### Exercise aim
From the data below, repeat everything exactly except the images.
[[ Data extracts, beginning ]]
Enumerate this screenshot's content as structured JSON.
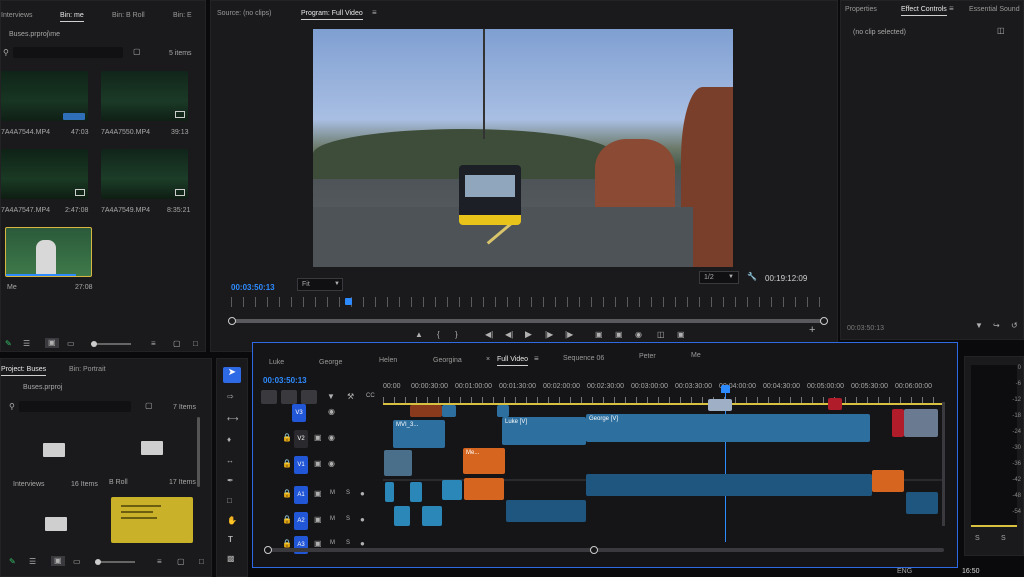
{
  "project_panel": {
    "tabs": [
      "Interviews",
      "Bin: me",
      "Bin: B Roll",
      "Bin: E"
    ],
    "active_tab": 1,
    "path": "Buses.prproj\\me",
    "item_count": "5 items",
    "clips": [
      {
        "name": "7A4A7544.MP4",
        "duration": "47:03"
      },
      {
        "name": "7A4A7550.MP4",
        "duration": "39:13"
      },
      {
        "name": "7A4A7547.MP4",
        "duration": "2:47:08"
      },
      {
        "name": "7A4A7549.MP4",
        "duration": "8:35:21"
      },
      {
        "name": "Me",
        "duration": "27:08"
      }
    ]
  },
  "bottom_project": {
    "tabs": [
      "Project: Buses",
      "Bin: Portrait"
    ],
    "path": "Buses.prproj",
    "item_count": "7 Items",
    "bins": [
      {
        "name": "Interviews",
        "count": "16 Items"
      },
      {
        "name": "B Roll",
        "count": "17 Items"
      }
    ]
  },
  "source_tab": "Source: (no clips)",
  "program_tab": "Program: Full Video",
  "program": {
    "timecode": "00:03:50:13",
    "fit": "Fit",
    "resolution": "1/2",
    "duration": "00:19:12:09"
  },
  "effect_controls": {
    "tabs": [
      "Properties",
      "Effect Controls",
      "Essential Sound"
    ],
    "message": "(no clip selected)",
    "timecode": "00:03:50:13"
  },
  "timeline": {
    "sequence_tabs": [
      "Luke",
      "George",
      "Helen",
      "Georgina",
      "Full Video",
      "Sequence 06",
      "Peter",
      "Me"
    ],
    "active_tab": 4,
    "timecode": "00:03:50:13",
    "ruler": [
      "00:00",
      "00:00:30:00",
      "00:01:00:00",
      "00:01:30:00",
      "00:02:00:00",
      "00:02:30:00",
      "00:03:00:00",
      "00:03:30:00",
      "00:04:00:00",
      "00:04:30:00",
      "00:05:00:00",
      "00:05:30:00",
      "00:06:00:00"
    ],
    "tracks": [
      "V3",
      "V2",
      "V1",
      "A1",
      "A2",
      "A3"
    ],
    "clip_labels": {
      "mvi": "MVI_3...",
      "fx": "fx",
      "luke": "Luke [V]",
      "george": "George [V]",
      "me": "Me..."
    }
  },
  "meter_scale": [
    "0",
    "-6",
    "-12",
    "-18",
    "-24",
    "-30",
    "-36",
    "-42",
    "-48",
    "-54"
  ],
  "meter_foot": [
    "S",
    "S"
  ],
  "taskbar": {
    "lang": "ENG",
    "time": "16:50"
  },
  "colors": {
    "accent": "#2e8bff",
    "track_blue": "#2156d6",
    "clip_blue": "#2d6f9f",
    "clip_orange": "#d6661f"
  }
}
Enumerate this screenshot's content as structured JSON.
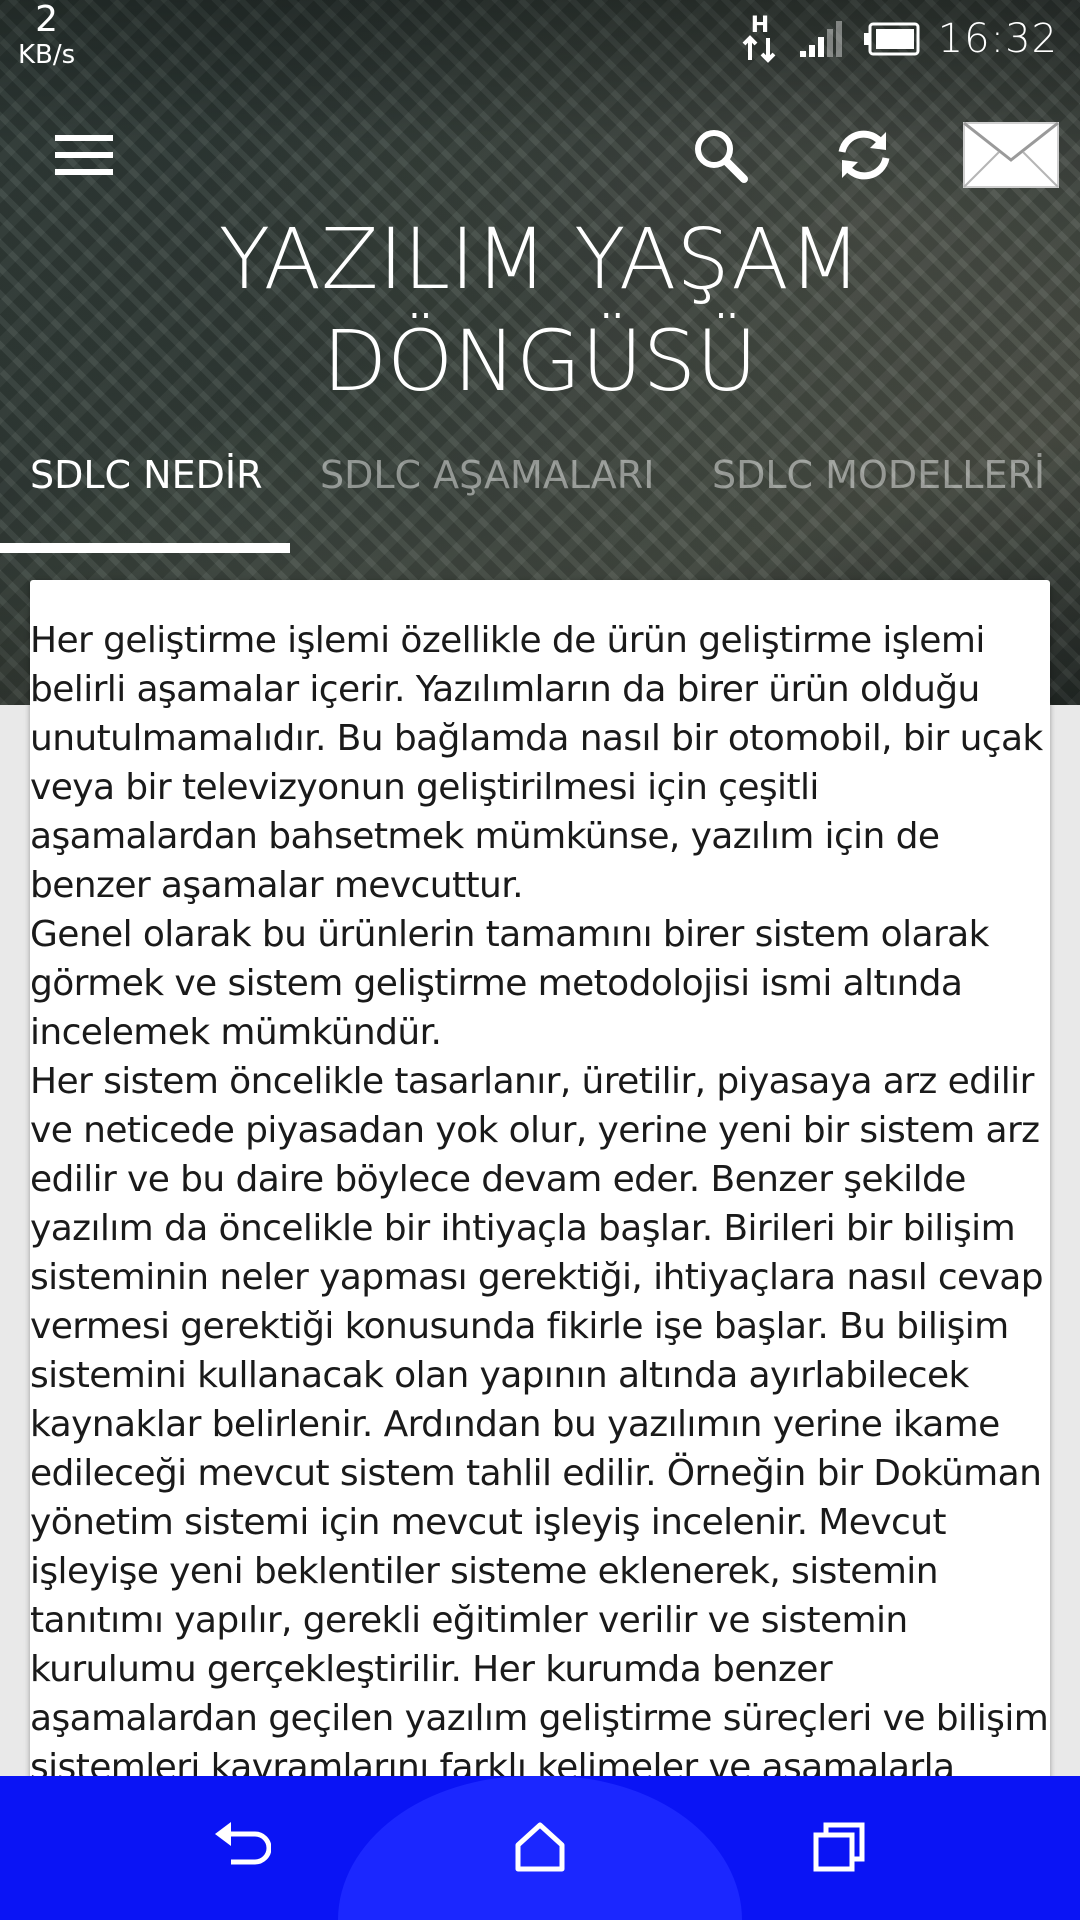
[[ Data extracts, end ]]
### Task result
Enumerate this screenshot's content as structured JSON.
{
  "project_panel": {
    "tabs": [
      "Interviews",
      "Bin: me",
      "Bin: B Roll",
      "Bin: E"
    ],
    "active_tab": 1,
    "path": "Buses.prproj\\me",
    "item_count": "5 items",
    "clips": [
      {
        "name": "7A4A7544.MP4",
        "duration": "47:03"
      },
      {
        "name": "7A4A7550.MP4",
        "duration": "39:13"
      },
      {
        "name": "7A4A7547.MP4",
        "duration": "2:47:08"
      },
      {
        "name": "7A4A7549.MP4",
        "duration": "8:35:21"
      },
      {
        "name": "Me",
        "duration": "27:08"
      }
    ]
  },
  "bottom_project": {
    "tabs": [
      "Project: Buses",
      "Bin: Portrait"
    ],
    "path": "Buses.prproj",
    "item_count": "7 Items",
    "bins": [
      {
        "name": "Interviews",
        "count": "16 Items"
      },
      {
        "name": "B Roll",
        "count": "17 Items"
      }
    ]
  },
  "source_tab": "Source: (no clips)",
  "program_tab": "Program: Full Video",
  "program": {
    "timecode": "00:03:50:13",
    "fit": "Fit",
    "resolution": "1/2",
    "duration": "00:19:12:09"
  },
  "effect_controls": {
    "tabs": [
      "Properties",
      "Effect Controls",
      "Essential Sound"
    ],
    "message": "(no clip selected)",
    "timecode": "00:03:50:13"
  },
  "timeline": {
    "sequence_tabs": [
      "Luke",
      "George",
      "Helen",
      "Georgina",
      "Full Video",
      "Sequence 06",
      "Peter",
      "Me"
    ],
    "active_tab": 4,
    "timecode": "00:03:50:13",
    "ruler": [
      "00:00",
      "00:00:30:00",
      "00:01:00:00",
      "00:01:30:00",
      "00:02:00:00",
      "00:02:30:00",
      "00:03:00:00",
      "00:03:30:00",
      "00:04:00:00",
      "00:04:30:00",
      "00:05:00:00",
      "00:05:30:00",
      "00:06:00:00"
    ],
    "tracks": [
      "V3",
      "V2",
      "V1",
      "A1",
      "A2",
      "A3"
    ],
    "clip_labels": {
      "mvi": "MVI_3...",
      "fx": "fx",
      "luke": "Luke [V]",
      "george": "George [V]",
      "me": "Me..."
    }
  },
  "meter_scale": [
    "0",
    "-6",
    "-12",
    "-18",
    "-24",
    "-30",
    "-36",
    "-42",
    "-48",
    "-54"
  ],
  "meter_foot": [
    "S",
    "S"
  ],
  "taskbar": {
    "lang": "ENG",
    "time": "16:50"
  },
  "colors": {
    "accent": "#2e8bff",
    "track_blue": "#2156d6",
    "clip_blue": "#2d6f9f",
    "clip_orange": "#d6661f"
  }
}
Enumerate this screenshot's content as structured JSON.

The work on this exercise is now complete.